Despite a series of fascinating models, towards the beginning of the 90s the future of Maserati was once again cast in doubt. After lengthy negotiations, Fiat took it over. But (by chance?), the cars of the Collection were not registered as fixed assets and remained under the ownership of de Tomaso. There were 23 of them, all extremely important milestones in the history of the brand.
At the same time Umberto Panini, the brother of Giuseppe Panini who invented football trading cards and built an empire in the process, decided to go to Venezuela. It was 1957 and he was 27 years old. A man of great technological inventiveness, he was dedicated to the maintenance and movement of oil wells. He called himself Hombre, the first word he heard when he got off the ship that had taken him there. To call his attention, a landing attendant had called him ”Hombre!” and he decided that this would bring him luck. And so it was, as when he returned home he bought a farm on the outskirts of Modena where he could produce Parmigiano Reggiano.. What to call it? Hombre, of course.

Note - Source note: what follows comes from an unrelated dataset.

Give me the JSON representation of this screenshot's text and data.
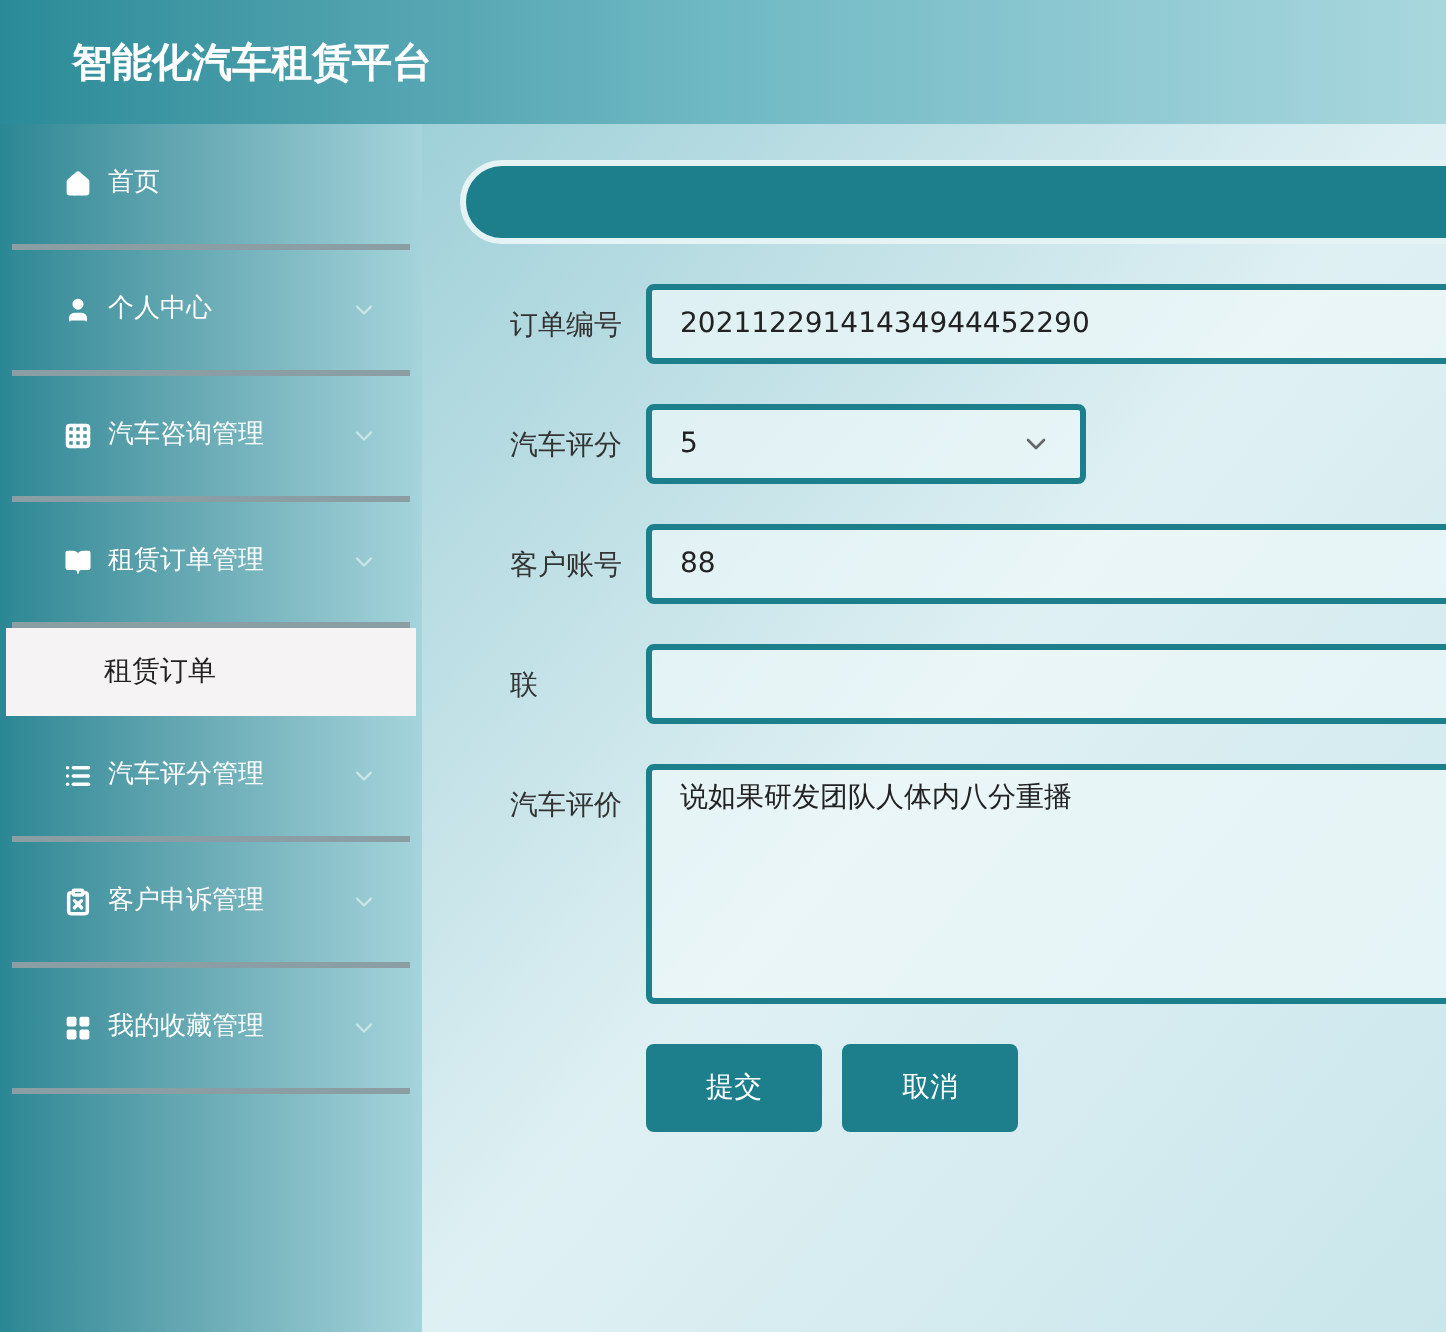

Just like any Modenese worthy of that title, Umberto loved cars and had friends in high places within the famous Circle of Biella. One day in 1996, he showed up at Hombre Francesco Stanguellini, the small Modenese manufacturer who had invented Formula Junior. He was alarmed, he had learned that de Tomaso wanted to take away the cars from the from the Maserati Museum and sell them in England. The Brooks auction house had already been given an official mandate for the sale. It would have meant losing a truly unique heritage including Formula 1, Sport Bird Cage, the famous Eldorado single-seater made for Stirling Moss and used at the 500 Miglia di Monza (500 Miles of Monza), the magnificent A6G Pinin Farina and many others. “We have to keep them in Modena” screamed Stanguellini, backed by Adolfo Orsi, heir to the family that had given Maserati its greatest successes.
They needed a lot of money, lots of and available immediately. It turned out that de Tomaso had already sent the cars to England fearing a blockade by the Italian Cultural Heritage Department. Panini had money aside but this was at the limits of his possibilities. He got himself thinking. He thought about his brother Joseph who had died a few months earlier. He imagined his brother encouraging him by saying, in the dialect they used back then “va bein a tor chi rutam” (go and get those wrecks!).
The silence in the room felt endless. Even his young son Matteo, who would later follow the purchase, wondered whether his father would have made that heroic gesture for his city. Then the silence was broken “va bein, al fag…” All right, I’ll do it. Matteo still remembers the day he brought the first cheque for a billion lire to de Tomaso’s notary, Brancaccio. “I asked Umberto if there was money in the bank… he smiled and said, go!”
Brooks removed the Maserati collection from the auction. Umberto already had a large space, what would later become the Museum, right on the farm. When they arrived he looked at them one by one. He’d never seen them! They were anything but wrecks.
de Tomaso died in 2003, aged 75. Umberto Panini in 2013, at the age of 83. Two very different lives, one crossing: the one that saved the great memory of Maserati. Grazie Hombre!!